Your Batteries Might Just Need Some Attention
Before you go and spend $1,000 on a new battery pack, do some simple battery maintenance.
Start by unplugging your golf cart, putting it in neutral, and turning the ignition off.
Then, flip up your seat and check on the status of your golf cart batteries.
- Are the cells covered with distilled water? If not, add water to each cell.
- Are all the connections to the terminals tight? If not, tighten any loose cables.
- Are there signs of corrosion? Gently scrape off any visible signs of rust.
- Shuts off automatically when battery cell is at proper level, no over filling
- Features the double action fast flow valve tip that prevents after-drip
- Stops surface discharge caused by wet battery
- Tough, polyethylene construction

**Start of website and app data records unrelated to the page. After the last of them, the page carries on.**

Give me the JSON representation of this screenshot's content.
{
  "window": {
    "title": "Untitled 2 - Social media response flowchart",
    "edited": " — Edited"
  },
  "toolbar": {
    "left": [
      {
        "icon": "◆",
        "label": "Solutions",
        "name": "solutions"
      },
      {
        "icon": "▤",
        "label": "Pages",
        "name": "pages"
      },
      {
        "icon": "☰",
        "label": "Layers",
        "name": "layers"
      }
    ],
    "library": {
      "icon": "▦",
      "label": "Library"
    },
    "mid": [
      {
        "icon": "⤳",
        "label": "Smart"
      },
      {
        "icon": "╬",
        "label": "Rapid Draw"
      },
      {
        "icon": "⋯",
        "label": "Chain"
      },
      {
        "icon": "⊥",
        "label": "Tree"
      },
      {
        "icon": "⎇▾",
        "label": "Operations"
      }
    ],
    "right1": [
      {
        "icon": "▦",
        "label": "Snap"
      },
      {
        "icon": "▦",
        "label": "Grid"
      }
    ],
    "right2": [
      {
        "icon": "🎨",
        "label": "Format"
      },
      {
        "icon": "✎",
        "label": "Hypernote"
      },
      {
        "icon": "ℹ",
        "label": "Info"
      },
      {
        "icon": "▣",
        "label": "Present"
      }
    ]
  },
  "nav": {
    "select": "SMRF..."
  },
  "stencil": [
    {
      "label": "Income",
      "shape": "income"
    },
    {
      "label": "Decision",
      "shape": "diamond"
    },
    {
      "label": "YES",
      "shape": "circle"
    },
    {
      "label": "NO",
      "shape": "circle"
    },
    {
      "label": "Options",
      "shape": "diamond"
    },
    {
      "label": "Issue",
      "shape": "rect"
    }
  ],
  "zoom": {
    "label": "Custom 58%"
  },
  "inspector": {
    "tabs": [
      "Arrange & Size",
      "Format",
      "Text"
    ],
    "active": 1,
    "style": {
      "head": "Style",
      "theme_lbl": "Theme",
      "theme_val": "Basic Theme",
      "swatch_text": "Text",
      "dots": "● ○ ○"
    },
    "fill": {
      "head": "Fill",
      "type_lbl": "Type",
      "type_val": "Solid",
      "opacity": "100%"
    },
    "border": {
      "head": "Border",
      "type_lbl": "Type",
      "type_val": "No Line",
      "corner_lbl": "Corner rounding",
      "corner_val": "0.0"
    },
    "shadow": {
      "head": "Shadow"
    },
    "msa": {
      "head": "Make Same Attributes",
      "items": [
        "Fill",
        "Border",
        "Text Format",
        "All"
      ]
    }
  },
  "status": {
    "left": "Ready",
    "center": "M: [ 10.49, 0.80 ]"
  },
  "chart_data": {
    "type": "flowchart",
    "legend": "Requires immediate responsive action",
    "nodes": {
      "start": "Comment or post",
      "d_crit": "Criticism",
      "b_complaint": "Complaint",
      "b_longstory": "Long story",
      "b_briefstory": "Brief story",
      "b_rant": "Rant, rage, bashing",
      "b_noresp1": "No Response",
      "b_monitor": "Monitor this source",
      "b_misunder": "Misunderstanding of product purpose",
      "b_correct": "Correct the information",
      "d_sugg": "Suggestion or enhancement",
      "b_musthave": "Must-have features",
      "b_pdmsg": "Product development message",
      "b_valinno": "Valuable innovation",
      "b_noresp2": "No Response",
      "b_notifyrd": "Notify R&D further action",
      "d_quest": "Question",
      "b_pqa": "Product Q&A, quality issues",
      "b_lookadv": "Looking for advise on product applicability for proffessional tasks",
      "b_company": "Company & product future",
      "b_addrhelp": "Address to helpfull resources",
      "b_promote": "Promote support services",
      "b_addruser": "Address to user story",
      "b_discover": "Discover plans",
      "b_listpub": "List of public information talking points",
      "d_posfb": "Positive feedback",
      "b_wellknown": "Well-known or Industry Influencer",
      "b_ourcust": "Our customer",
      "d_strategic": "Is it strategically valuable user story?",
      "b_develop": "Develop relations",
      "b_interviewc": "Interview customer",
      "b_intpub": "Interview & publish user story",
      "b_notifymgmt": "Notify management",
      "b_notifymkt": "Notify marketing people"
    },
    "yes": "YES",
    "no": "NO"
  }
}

Once these items are complete, give your electric vehicle a full charge.
If your cart still can’t go up hills, old batteries may be the culprit.
Factor #3 – The Voltage of the Golf Cart
Newer 36 volt and 48 volt golf carts won’t have problems climbing basic hills.
However, 48 volt golf carts have more power and torque than 36 volt options. With that in mind, you should know that a 36v cart is best for smaller hills and predictable terrain (think: roads, golf courses, athletic fields).
If you plan on taking your rig off road (think: hunting, tough terrain, bigger hills), then you should be looking for a 48 volt cart or a gas golf cart.
Tackling hilly terrain is one of the big pros for gas carts. The downside is that they need gasoline 😉
A Clever Workaround — Bigger Tires
If you already have a 36 volt cart and your electric motor is struggling on hills, some golf cart owners recommend swapping out the smaller stock tires for bigger aftermarket options.
Larger tires will help you maximize the speed of your cart. This will help your cart build momentum as it seeks to climb those troubling hills.
Side note: A lift kit may be required.
Factor #4 – The Load You’re Trying to Carry
I’m all for pushing the limits, but if you’re trying to carry a really heavy load, your electric cart is going to struggle.
I used to hook a grass sweeper up to the back of my old Club Car DS. If the leaves and grass were dry (and I was on flat terrain), my Club Car golf cart did fine.
Once that sweeper was full with heavy materials (or I decided to drive straight uphill), my cart barely survived the journey. It was painfully slow.
There was nothing wrong with my cart. I was just asking too much from a 36 volt cart.
I’ve covered golf cart towing capacity here, but as a general rule, the heavier the load, the more your cart will struggle on hills.
Your passengers contribute to the overall weight of the cart as well, so be sure to factor that into the equation.
What Can I Do To Help My Golf Cart Go Uphill?
If upgrading to a newer golf cart isn’t an option, here are simple simple steps you can take to try and improve your cart’s performance.
Use Bigger Tires
As I mentioned earlier, consider upgrading the tires on your current golf cart to larger all-terrain tires. You’ll notice a difference in speed and you’ll get more out of your electric motor.
Reduce The Load On Board
Cut down on weight whenever possible.
Less passengers, less ice/drinks, less clubs…figure out what’s weighing you down and make an adjustment.
Take Your Cart to a Mechanic
Not every golf cart owner has mechanical skills, and that’s OK.
If you’re clueless when it comes to golf cart maintenance, take your electric vehicle to a mechanic for a detailed inspection.
They can test the batteries, troubleshoot other problems and offer helpful recommendations.
Replace The Batteries or Upgrade to a Lithium Battery
If your battery series isn’t getting the job done, it may be time for a replacement set.
Some cart owners use this situation as an opportunity to upgrade to a lithium battery.
Whatever your solution, replacing batteries is cheaper than buying a new cart altogether.